I really appreciate your advice Jenny, especially as knowing you have been through the same. Although, I am sorry to hear it too. I hope that you too are coping with the loss of your husband. I can't imagine what it must be like to have thirty years with someone and then for them to go. Cancer is heart breaking.

I wish you all the best.

Dear Helena - sorry if I made you emotional, but this is one of the most 'emotional' situations you will ever be in, as I know you know, and already feel like a knife in your heart....

I'm sorry to hear about immontherapy being 'resisted' for GBM, but I hope some breakthrough can be made all the same at some point. I know the brain is a tricky place to have cancer, not just because of the obvious dangers to essential tissues (the irony is, with cancer, so often it takes place, when older, in tissues we can easily 'spare', like our breasts!), but also perhaps because of the way the body protects the brain.

Our Blood Brain Barrier means that we have, as you probably already know now, a 'safety-catch' on letting chemicals get into our brains, in order to protect it - the blood vessels that run through the brain are very 'non-porous', which in effect means that only 'small molecules' carried in the blood can get through the walls of the blood vessels and into the brain tissue itself. This is why some cancer medicines just 'don't work' in the brain as the molecules the chemicals of the medicine are too large to squeeze through the extra tiny 'pores' of the brain's blood vessels. However, some of the meds can, but I don't know whether that applies to the new immunotherapy drugs, or whether there are other reasons why they may be non-functional, or even potentially dangerous.

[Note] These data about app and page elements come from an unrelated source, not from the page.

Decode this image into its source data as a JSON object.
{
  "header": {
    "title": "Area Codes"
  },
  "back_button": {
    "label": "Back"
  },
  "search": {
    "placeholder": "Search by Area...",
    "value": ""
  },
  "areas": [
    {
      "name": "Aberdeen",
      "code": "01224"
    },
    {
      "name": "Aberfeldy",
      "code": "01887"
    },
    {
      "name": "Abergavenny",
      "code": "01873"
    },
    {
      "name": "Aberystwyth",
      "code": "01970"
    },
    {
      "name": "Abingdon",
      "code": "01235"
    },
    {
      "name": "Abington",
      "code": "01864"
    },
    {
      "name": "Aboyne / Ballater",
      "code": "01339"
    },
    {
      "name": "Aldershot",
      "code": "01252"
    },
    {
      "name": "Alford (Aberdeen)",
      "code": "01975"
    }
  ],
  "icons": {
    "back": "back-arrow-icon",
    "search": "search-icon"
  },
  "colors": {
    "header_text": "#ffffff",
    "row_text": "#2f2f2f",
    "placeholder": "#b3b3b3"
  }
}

I do know that in other cancers, that originate elsewhere in the body, but which has now 'reached' the brain as secondary tumours, doctors are often very loathe to include patients with brain mets (metastases, the secondary tumours spread in the bloodstream) (sorry if you know all this!) in any of the clinical trials, which is pretty tough on those with secondary brain tumours! However, there may be 'sensible' reasons for this while a drug is being tried, not least the issue of whether the drug can physically reach into the brain because of the blood brain barrier.

I do nevertheless hope that some breakthrough might be developing in time for your boyfriend - it seems so unbearable cruel that one of the most dangerous forms of cancer, brain cancer, can seem to affect youngsters almost more than it does in the older populations.....

I am glad you are planning on holidays and so forth, and I think this is so, so important to look forward to and aim for. I hope that maybe you can have something of a break with him this summer, which will mean so much to you both.

You are a brave young woman to be facing this at so young an age, and your boyfriend is, without doubt, what the Americans call a 'Cancer Warrior' - he is coping with what none of his peers have to cope with, and it is a tribute to his character and strength.

Speaking of Americans, may I recommend a website called Cancer Compass ... ,119,5.htm

I found this a very useful site with my husband's cancer, some years ago. The advantage over UK forums (which are also good, of course) is that in the USA they are likely to be able to get the very latest treatments (if they have health insurance of course!)) before they become mainstream over here. So it gives you a good glimpse of what 'might be coming' and then you can start to agitate for it.

For now, I wish you all that can be wished for, even in such a desperately difficult time, and hope that you enjoy ALL that you have with him, and make the very, very most of every day - after all, in the end, it is all any of us have. 'We call it the present because it is a gift' - I know that can be 'trite' but it is true, for all that.

Kindest, kindest wishes to you and your boyfriend - Jenny
Hi Helena,
You are in tough situation right now. Please don't let your own health suffer, it's really important you look after yourself too. Make sure you tell your tutor on your Masters course about your BF's situation.